ASP.NET Core MVC introduces a new configuration system that adds flexibility and simultaneously enables cross-platform support (in a way that makes sense on other platforms). In this post we’re going to cover the basics of configuration and what you can expect as you look at the project template from File -> New Project in Visual Studio 2015.
ASP.NET Core was previously called ASP.NET 5, and before that ASP.NET vNext. ASP.NET Core MVC is what was referred to as MVC 6. The tooling and the branding will change in the weeks and months ahead, but the basics of configuration I detail here should remain relatively in-tact.
In earlier versions of MVC it is true that the configuration was loaded very early in the process. If you had values in your App.Config they got gobbled up at startup. The problem was, you didn’t have a chance to really interact with the configuration system - it just was what it was. This usually meant that we would create our own systems for loading the values, we’d get creative in how we balanced config-time and run-time values and, in short, we’d have to do the heavy-lifting ourselves.
ASP.NET Core lets us be much more opinionated about what goes on while registering the configuration values. Sure, it does and should still load configuration pre-startup, but now we can play a role in the process.
As you can see above, the first lines of code on the first bit of code our application contains what is needed to load our configuration.
More importantly, we get a say in how and where the configuration is loaded from. A great example of this is that we can load a JSON file for the default config and then later use environment variables to overload those defaults.
That code above is the
Startup method of the
Startup class, and we’re very certain about when the config is loaded and where from. We even get to test if we’re in the development envionment.
This comes in handy when you’re deploying to Azure or would like to test with your own values instead of making changes to the JSON config file that would otherwise be checked in with the project.
Speaking of which, you’re going to likely need to store some values in there that you will never want to share, and that you’ll never want to check into your repo. This would be things like API tokens for integration into third-party services and the like (think SendGrid, Twilio, PayPal and the like).
And that brings us to user secrets. It’s still not clear how these guys are going to shake down - there’s still active discussion about how it should be named and stored - but the idea is straightforward and lets you work locally with sensitive data without having to modify your config. You can think of them as “environment variables for your project”.
There is pretty basic tooling from the command line:
The secrets are stored in your user data here:
If you’ve used secrets, there will be a sub-folder here for each project you’ve created. Depending on where they land, the secrets will likely be a combination of the project name and a GUID, but you can set this yourself in your project.json.
I’ll do a follow-up post on user secrets and demonstrate in greater detail how to leverage it in your projects.
We’re still in an RC period (should it be called beta?) and there are naming pieces yet to come, but there is nothing stopping you from learning about the configuration system in ASP.NET Core today.

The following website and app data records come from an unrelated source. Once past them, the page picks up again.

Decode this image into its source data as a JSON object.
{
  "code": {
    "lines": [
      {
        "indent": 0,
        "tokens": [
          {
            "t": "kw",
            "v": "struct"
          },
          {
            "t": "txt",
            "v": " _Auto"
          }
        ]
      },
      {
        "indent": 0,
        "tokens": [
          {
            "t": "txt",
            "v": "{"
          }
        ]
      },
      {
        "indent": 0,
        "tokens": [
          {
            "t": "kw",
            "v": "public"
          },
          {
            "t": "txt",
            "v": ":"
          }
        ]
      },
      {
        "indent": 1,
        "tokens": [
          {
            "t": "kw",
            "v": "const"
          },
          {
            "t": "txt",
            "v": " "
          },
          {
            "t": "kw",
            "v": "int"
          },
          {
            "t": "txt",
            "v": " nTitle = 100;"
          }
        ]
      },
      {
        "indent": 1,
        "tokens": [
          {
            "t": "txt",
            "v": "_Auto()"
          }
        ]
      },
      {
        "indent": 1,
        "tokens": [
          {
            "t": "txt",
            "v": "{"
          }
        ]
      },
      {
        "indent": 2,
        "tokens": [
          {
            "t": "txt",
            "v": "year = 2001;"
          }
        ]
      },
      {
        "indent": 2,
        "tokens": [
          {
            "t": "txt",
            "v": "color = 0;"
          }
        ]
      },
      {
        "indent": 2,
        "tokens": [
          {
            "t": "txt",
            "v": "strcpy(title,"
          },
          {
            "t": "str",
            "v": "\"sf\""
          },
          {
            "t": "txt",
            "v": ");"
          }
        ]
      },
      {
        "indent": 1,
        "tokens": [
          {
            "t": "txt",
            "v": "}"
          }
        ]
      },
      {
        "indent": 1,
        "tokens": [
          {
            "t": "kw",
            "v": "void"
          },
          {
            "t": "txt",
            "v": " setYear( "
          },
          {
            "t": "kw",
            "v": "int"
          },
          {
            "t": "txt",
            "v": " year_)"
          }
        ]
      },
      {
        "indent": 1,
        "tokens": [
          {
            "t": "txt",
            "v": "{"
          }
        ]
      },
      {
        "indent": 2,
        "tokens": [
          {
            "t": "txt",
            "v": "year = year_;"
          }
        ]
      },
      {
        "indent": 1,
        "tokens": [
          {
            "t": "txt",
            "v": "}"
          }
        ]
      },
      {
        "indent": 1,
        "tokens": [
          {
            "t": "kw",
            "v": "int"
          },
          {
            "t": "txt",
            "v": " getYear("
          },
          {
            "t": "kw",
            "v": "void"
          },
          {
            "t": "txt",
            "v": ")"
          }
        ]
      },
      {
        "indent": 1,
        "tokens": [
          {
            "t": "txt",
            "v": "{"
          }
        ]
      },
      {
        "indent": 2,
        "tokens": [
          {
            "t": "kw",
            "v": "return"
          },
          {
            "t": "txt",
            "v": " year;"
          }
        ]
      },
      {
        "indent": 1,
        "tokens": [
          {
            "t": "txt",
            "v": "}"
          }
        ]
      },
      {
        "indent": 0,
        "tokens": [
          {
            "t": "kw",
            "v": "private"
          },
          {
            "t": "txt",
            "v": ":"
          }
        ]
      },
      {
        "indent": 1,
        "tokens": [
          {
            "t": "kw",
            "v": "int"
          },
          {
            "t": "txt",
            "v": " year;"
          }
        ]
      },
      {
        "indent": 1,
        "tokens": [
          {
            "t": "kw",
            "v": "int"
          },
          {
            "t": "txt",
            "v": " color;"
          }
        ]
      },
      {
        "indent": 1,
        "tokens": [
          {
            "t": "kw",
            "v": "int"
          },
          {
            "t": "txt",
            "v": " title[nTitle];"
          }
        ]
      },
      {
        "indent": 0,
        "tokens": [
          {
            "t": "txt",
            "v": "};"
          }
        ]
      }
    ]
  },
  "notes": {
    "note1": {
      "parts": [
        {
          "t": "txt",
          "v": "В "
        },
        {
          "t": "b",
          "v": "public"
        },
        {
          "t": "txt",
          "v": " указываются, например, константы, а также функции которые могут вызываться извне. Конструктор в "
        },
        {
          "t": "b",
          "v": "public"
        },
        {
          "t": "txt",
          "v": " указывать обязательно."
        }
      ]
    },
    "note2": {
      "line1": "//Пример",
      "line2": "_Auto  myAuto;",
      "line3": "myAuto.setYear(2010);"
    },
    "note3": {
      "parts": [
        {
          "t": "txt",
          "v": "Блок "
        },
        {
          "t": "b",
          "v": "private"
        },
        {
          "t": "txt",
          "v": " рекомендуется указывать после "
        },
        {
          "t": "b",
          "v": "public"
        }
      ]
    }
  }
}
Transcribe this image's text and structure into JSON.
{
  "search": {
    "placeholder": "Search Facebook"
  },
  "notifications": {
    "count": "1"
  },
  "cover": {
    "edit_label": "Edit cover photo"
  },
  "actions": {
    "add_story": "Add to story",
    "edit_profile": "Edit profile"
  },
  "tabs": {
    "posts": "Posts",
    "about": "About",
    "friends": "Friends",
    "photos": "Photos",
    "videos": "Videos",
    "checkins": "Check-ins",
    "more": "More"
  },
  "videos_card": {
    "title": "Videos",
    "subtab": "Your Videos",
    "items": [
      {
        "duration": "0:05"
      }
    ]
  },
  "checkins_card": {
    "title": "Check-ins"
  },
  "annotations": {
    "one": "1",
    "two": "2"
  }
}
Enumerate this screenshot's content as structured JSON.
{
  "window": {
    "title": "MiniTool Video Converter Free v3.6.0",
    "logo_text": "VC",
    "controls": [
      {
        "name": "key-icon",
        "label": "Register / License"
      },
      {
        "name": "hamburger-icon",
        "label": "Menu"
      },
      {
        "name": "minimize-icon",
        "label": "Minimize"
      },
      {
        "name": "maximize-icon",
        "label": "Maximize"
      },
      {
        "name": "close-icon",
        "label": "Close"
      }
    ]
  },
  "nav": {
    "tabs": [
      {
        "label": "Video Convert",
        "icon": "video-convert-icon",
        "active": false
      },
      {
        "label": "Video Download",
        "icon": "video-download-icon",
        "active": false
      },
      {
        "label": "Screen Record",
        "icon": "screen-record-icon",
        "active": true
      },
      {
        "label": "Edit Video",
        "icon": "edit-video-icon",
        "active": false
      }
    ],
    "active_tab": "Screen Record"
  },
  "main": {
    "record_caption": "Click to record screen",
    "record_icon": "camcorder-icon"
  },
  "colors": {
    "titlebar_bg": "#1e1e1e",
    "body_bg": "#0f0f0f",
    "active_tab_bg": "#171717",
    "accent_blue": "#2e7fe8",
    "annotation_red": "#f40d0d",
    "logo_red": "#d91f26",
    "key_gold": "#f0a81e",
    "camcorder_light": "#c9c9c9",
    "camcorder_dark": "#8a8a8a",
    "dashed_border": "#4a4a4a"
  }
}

Grab a copy of Visual Studio 2015 - hey, it’s free! - and start experimenting with the bits. Be sure to check back in the weeks ahead for more information about configuration in ASP.NET Core and Core MVC.